The only thing stranger than the hippo idea itself was the partnership promoting it. At its center were two hard-bitten spies: Frederick Russell Burnham, a superhumanly competent frontiersman, freelance adventurer, and fervent optimist about America’s future—Burnham would be the inspiration for both the Boy Scouts and Indiana Jones—and Fritz Duquesne, a.k.a. the Black Panther, a virtuoso con man and cynical saboteur who believed only in his own glorification and revenge. Burnham and Duquesne had very recently been sworn enemies under orders to assassinate each other. They’d soon be enemies again. But for one brief and shining moment they joined behind a common cause: transforming America into a nation of hippopotamus ranchers.

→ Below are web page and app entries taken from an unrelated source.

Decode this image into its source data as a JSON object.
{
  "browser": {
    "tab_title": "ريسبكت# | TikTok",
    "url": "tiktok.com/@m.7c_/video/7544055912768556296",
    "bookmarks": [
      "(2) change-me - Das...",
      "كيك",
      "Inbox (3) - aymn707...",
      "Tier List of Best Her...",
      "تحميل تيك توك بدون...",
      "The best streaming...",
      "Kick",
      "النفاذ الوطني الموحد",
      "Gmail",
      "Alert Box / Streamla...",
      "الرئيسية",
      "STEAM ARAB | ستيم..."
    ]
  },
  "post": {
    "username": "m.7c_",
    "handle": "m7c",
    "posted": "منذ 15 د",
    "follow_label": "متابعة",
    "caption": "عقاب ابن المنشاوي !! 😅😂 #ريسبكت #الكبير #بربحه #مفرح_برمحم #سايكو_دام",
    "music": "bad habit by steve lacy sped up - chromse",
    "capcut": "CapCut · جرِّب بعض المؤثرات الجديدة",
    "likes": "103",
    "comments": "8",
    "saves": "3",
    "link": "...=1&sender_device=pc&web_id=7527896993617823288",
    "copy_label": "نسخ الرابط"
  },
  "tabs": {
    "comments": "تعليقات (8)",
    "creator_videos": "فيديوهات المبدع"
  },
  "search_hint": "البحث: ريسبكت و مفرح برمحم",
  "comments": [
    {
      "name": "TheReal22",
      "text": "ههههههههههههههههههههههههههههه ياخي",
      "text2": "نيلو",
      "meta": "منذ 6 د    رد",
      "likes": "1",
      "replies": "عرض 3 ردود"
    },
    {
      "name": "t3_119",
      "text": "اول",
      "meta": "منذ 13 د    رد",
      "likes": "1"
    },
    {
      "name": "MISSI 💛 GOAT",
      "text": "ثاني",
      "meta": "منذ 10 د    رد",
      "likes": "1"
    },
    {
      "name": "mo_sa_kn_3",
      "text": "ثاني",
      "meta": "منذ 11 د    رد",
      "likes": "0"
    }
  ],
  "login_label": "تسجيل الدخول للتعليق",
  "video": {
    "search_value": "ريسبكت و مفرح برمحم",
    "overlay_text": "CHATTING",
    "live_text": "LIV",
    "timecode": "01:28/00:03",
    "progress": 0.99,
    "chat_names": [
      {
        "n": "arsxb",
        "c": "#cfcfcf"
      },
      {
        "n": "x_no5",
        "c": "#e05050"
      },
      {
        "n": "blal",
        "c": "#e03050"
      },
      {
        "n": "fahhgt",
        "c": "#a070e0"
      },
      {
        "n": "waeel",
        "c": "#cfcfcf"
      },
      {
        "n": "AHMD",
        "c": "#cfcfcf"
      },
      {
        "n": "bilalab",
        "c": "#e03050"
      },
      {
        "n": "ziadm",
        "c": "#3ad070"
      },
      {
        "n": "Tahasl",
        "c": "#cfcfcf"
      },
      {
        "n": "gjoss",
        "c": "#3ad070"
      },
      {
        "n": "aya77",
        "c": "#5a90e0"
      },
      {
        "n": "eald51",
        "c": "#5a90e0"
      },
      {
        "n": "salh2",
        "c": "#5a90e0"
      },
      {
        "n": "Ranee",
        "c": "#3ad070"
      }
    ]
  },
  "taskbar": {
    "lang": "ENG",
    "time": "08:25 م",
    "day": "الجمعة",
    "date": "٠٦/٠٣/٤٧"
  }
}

In American Hippopotamus, Jon Mooallem brings to life a historical saga too preposterous to be fiction—a bracing and eccentric epic of espionage and hippos, but also of a conflicted nation on the threshold of a bewildering new century, deciding what kind of country it would be, and what beasts it would eat.